Left to right: Bonnie Chan-Woo (Icycle), Justin Leung (Ambition), Fyiona Yong (Wholistic Coachsulting), Karena Balin (WHub), Alex King (Ambition HaTCH)

Left to right: Bonnie Chan-Woo (Icycle), Justin Leung (Ambition), Fyiona Yong (Wholistic Coachsulting), Karena Balin (WHub), Alex King (Ambition HaTCH)

I had the great honor to speak at the Ambition HaTch Panel Discussion in Hong Kong two weeks ago. I was part of the esteemed panel together with experts from Recruitment, Tech and Start-Up.

To give you a flavor of what we discussed and shared as a panel about the challenges and opportunities related to Leadership in a multi-generational workforce, I have compiled my responses in this LinkedIn article.
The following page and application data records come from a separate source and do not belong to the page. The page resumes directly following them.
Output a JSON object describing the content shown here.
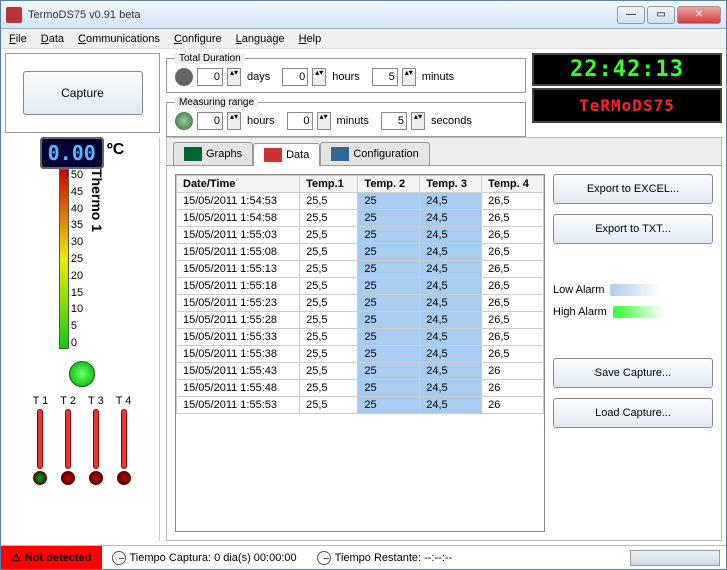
{
  "window": {
    "title": "TermoDS75 v0.91 beta"
  },
  "menu": {
    "file": "File",
    "data": "Data",
    "comm": "Communications",
    "config": "Configure",
    "lang": "Language",
    "help": "Help"
  },
  "toolbar": {
    "capture": "Capture"
  },
  "duration": {
    "total_legend": "Total Duration",
    "range_legend": "Measuring range",
    "days_lbl": "days",
    "hours_lbl": "hours",
    "minuts_lbl": "minuts",
    "seconds_lbl": "seconds",
    "total": {
      "days": "0",
      "hours": "0",
      "minuts": "5"
    },
    "range": {
      "hours": "0",
      "minuts": "0",
      "seconds": "5"
    }
  },
  "clock": {
    "time": "22:42:13"
  },
  "logo": {
    "text": "TeRMoDS75"
  },
  "thermo": {
    "reading": "0.00",
    "unit": "ºC",
    "label": "Thermo 1",
    "scale": [
      "50",
      "45",
      "40",
      "35",
      "30",
      "25",
      "20",
      "15",
      "10",
      "5",
      "0"
    ]
  },
  "minis": [
    {
      "label": "T 1",
      "color": "#0a0"
    },
    {
      "label": "T 2",
      "color": "#c00"
    },
    {
      "label": "T 3",
      "color": "#c00"
    },
    {
      "label": "T 4",
      "color": "#c00"
    }
  ],
  "tabs": {
    "graphs": "Graphs",
    "data": "Data",
    "config": "Configuration"
  },
  "table": {
    "headers": [
      "Date/Time",
      "Temp.1",
      "Temp. 2",
      "Temp. 3",
      "Temp. 4"
    ],
    "rows": [
      [
        "15/05/2011 1:54:53",
        "25,5",
        "25",
        "24,5",
        "26,5"
      ],
      [
        "15/05/2011 1:54:58",
        "25,5",
        "25",
        "24,5",
        "26,5"
      ],
      [
        "15/05/2011 1:55:03",
        "25,5",
        "25",
        "24,5",
        "26,5"
      ],
      [
        "15/05/2011 1:55:08",
        "25,5",
        "25",
        "24,5",
        "26,5"
      ],
      [
        "15/05/2011 1:55:13",
        "25,5",
        "25",
        "24,5",
        "26,5"
      ],
      [
        "15/05/2011 1:55:18",
        "25,5",
        "25",
        "24,5",
        "26,5"
      ],
      [
        "15/05/2011 1:55:23",
        "25,5",
        "25",
        "24,5",
        "26,5"
      ],
      [
        "15/05/2011 1:55:28",
        "25,5",
        "25",
        "24,5",
        "26,5"
      ],
      [
        "15/05/2011 1:55:33",
        "25,5",
        "25",
        "24,5",
        "26,5"
      ],
      [
        "15/05/2011 1:55:38",
        "25,5",
        "25",
        "24,5",
        "26,5"
      ],
      [
        "15/05/2011 1:55:43",
        "25,5",
        "25",
        "24,5",
        "26"
      ],
      [
        "15/05/2011 1:55:48",
        "25,5",
        "25",
        "24,5",
        "26"
      ],
      [
        "15/05/2011 1:55:53",
        "25,5",
        "25",
        "24,5",
        "26"
      ]
    ]
  },
  "buttons": {
    "excel": "Export to EXCEL...",
    "txt": "Export to TXT...",
    "save": "Save Capture...",
    "load": "Load Capture..."
  },
  "legend": {
    "low": "Low Alarm",
    "high": "High Alarm"
  },
  "status": {
    "notdetected": "Not detected",
    "captura": "Tiempo Captura: 0 dia(s) 00:00:00",
    "restante": "Tiempo Restante: --:--:--"
  }
}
The modern business world consists of multiple generations – Baby Boomers, Gen X, Millennials and Gen Z. From a leader’s perspective, what are some of the advantages of having a multi-generational workplace and what are some of the challenges you see businesses facing today?
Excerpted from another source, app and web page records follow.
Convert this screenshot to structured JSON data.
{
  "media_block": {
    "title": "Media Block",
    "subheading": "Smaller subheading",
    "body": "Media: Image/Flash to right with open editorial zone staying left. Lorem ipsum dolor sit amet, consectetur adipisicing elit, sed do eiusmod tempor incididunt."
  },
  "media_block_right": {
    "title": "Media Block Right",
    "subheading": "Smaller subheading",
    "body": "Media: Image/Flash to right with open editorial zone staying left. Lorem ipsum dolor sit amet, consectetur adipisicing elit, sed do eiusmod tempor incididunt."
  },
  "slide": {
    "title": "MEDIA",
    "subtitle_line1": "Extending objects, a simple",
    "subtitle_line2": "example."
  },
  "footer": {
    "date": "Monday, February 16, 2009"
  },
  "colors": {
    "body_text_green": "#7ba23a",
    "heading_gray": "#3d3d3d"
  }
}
💬My Response

The differences among the generations are one of the greatest challenges managers have to face today. Smart employers and managers realize that one of the keys to growing and succeeding in an increasingly competitive global marketplace is recruiting and managing talent consisting of workers from all age groups.

Leading—and successfully managing—a multi-generational workforce is becoming a business imperative that organizations can ignore.

What are the Advantages of a multi-generational workforce?

Diversity and Inclusion is always an asset and advantage – hence generational diversity in the work place needs to be embraced. By having a multi-generational workforce, employees step out of their comfort zones and begin to collaborate with colleagues from all stages of life.

Within a team, baby boomers offer experience and corporate savvy, while Millennials are digital natives and have a willingness to jump into a project and try new things, even if they fail. Gen Xers are a great blend of the older and younger, and often a bridge between them in the workplace.

Younger hires, who are less experienced when it comes to being in the “real world,” are often open to mentoring advice from those with more experience under their belt. On the other hand, younger generations are able to teach older generations how to keep up with advancing technology and how to appeal to the younger generation customer personas.

What are the Challenges?

Age discrimination is a big concern: A manager must understand the unique traits of each generation to create a work environment where everyone can thrive.

By understanding each generation's workplace expectations, managers have a better opportunity to grasp what they are looking for in a job and what they will need to perform at their best.

There are certain things all generations want from the workplace—they want to be challenged, to be appreciated for their work, and respected.


What are the common misconceptions about the Millennial generation? How can business leaders motivate and work with this generation in advancing their business vision?

💬My Response

Employers have the perception that Millennials are lazy, entitled, impatient and want to climb the corporate ladder without paying their dues.

💡Offer Growth Opportunities

2 out of 3 Millennials do not feel their strengths and skills are leveraged on. Millennials don’t join companies based on the compensation. Make sure they have room to grow in your company. Embrace their ambition and drive with additional projects that taps onto their strengths and at the same time address their development areas.

💡Be transparent

Growing up with technology, Millennials and Gen Z prefer a culture of transparency and the expectation is that leaders in the organization are honest and open to their staff.

Ensure that communication is regular and transparent to gain trust – with all employees not only the Millennials. Openly share about the company's vision, strategy and decisions in order to enhance employee engagement.

💡Career Development Conversation

Millennials have the label of being impatient and wanting to fast track their career otherwise they might jump ship. Regular development progress conversations to understand the Millennial’s career aspirations and uncover their strengths as well as development areas.


Providing regular and transparent feedback to address improvement areas. Feedback does not need to only come from the direct line manager but can also be provided through a mentor. A mentor can provide feedback and perspectives without any conflict of interest.

Consider reverse-mentoring because Management will also benefit from this pairing in order to understand how the business can improve their social media presence and be more relevant to the Millennial and Gen Z consumers.

We have to realize that age is one component, have a conversation about it, but keeping in mind that everyone has unique strengths and gifts they bring, no matter what generation they are. As leaders, we need to foster a collaborative environment instead of competition, as well as leverage on diversity and inclusion to reduce unconscious biases.

Fyiona YongComment